Intact ecosystems like rainforests can regulate local and global weather through the absorption and creation of rainfall, and their exchange of atmospheric gases. Forests also sequester carbon that can otherwise exacerbate climate change.
“Losing these places means that we are going to suffer the consequences of climate change more,” Watson, who presented his findings during the International Union for Conservation of Nature now happening in Hawaii, said. “Especially more extreme events, such as storms and droughts.”
The study comes as mounting research shows humans are gobbling natural spaces at an accelerated pace. Earlier this year, the Center for American Progress and Conservation Science Partners found that every 2.5 minutes the American West loses a football field worth of natural area to human development. (ThinkProgress is an editorially independent blog housed at the Center for American Progress.)
And last year, a North Carolina State University researcher and others found that the Brazilian Amazon and the Congo Basin are the last two areas with major untouched forests on the planet. They also found that some 70 percent of all remaining global forest cover is within one kilometer, or 0.6 miles, of human development.

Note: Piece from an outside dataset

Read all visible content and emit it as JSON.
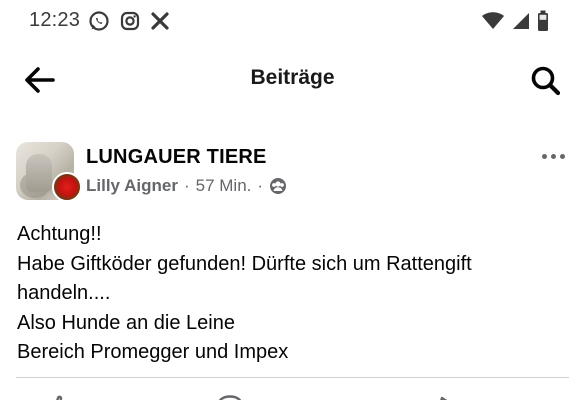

Watson said saving wilderness will happen if countries like the United States, Australia, Brazil, and others with vast natural resources take a prominent stand. And indeed, some countries are ramping up their conservation efforts. Just last month, President Obama expanded the Papahānaumokuākea Marine National Monument in Hawaii, the world’s largest natural sanctuary.
And in South America, the Amazon Region Protected Areas, or ARPA program, is creating sustainable natural resource management reserves in Brazil, Peru, and Colombia, according to Thursday’s study. Meanwhile, the Canadian Boreal Forest Conservation Framework aims to protect at least 50 percent of the Boreal forest, the world’s largest land-based biome.
Still, much more needs to happen, researchers said, since losses continue in major wilderness strongholds in the Amazon, the Congo Basin, and the forests of New Guinea. “We are running out of space for wilderness and we are running out of time,” Watson said.